◆ WORK ORDER
State the number of lines in the entries below where the string "name" occurs, and omit everything else.

◆ ENTRIES PROVIDED
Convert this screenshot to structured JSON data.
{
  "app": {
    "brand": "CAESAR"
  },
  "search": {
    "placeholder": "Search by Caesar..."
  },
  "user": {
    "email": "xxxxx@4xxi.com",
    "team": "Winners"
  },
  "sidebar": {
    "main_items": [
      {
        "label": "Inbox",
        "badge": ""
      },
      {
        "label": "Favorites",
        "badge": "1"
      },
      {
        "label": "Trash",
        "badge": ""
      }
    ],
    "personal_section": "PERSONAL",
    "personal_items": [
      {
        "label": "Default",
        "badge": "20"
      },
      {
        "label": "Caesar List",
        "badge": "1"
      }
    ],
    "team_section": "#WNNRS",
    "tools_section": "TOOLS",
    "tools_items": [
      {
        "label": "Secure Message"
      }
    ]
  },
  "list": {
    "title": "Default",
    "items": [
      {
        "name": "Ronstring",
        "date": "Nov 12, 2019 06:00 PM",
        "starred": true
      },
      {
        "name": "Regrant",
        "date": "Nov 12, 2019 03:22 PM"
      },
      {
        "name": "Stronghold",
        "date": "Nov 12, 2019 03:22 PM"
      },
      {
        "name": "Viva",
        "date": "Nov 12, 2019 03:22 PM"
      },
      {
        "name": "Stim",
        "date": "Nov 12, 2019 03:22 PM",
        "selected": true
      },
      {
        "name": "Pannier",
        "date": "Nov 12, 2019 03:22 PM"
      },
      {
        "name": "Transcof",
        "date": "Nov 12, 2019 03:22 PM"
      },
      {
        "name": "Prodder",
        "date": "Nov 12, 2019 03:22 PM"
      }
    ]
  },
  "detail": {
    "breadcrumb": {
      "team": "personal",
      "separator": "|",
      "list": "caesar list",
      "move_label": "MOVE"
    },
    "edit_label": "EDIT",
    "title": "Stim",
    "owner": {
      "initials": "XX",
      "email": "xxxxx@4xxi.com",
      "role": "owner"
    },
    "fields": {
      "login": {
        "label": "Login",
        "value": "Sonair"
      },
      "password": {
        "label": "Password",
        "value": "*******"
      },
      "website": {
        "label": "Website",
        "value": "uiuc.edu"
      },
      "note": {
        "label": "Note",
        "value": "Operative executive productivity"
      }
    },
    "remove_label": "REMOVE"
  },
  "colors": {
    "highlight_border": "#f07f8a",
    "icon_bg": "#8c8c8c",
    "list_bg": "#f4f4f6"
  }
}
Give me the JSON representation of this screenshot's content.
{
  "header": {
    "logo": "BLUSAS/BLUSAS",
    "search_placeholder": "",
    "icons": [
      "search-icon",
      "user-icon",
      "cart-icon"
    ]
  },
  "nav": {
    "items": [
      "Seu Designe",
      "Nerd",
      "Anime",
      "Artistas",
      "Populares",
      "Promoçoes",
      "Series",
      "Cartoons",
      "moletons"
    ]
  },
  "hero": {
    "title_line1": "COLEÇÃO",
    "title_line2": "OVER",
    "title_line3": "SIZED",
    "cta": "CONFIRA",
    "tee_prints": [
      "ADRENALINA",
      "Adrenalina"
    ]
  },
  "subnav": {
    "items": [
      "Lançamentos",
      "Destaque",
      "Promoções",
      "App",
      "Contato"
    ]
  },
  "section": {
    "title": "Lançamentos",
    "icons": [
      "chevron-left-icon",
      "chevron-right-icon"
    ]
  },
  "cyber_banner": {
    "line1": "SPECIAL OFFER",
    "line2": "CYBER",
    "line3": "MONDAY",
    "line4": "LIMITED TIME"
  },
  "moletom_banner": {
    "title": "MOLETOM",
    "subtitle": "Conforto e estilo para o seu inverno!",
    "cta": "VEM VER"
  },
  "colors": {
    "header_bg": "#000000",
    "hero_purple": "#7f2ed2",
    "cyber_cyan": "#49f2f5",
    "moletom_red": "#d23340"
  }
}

◆ ANSWER
8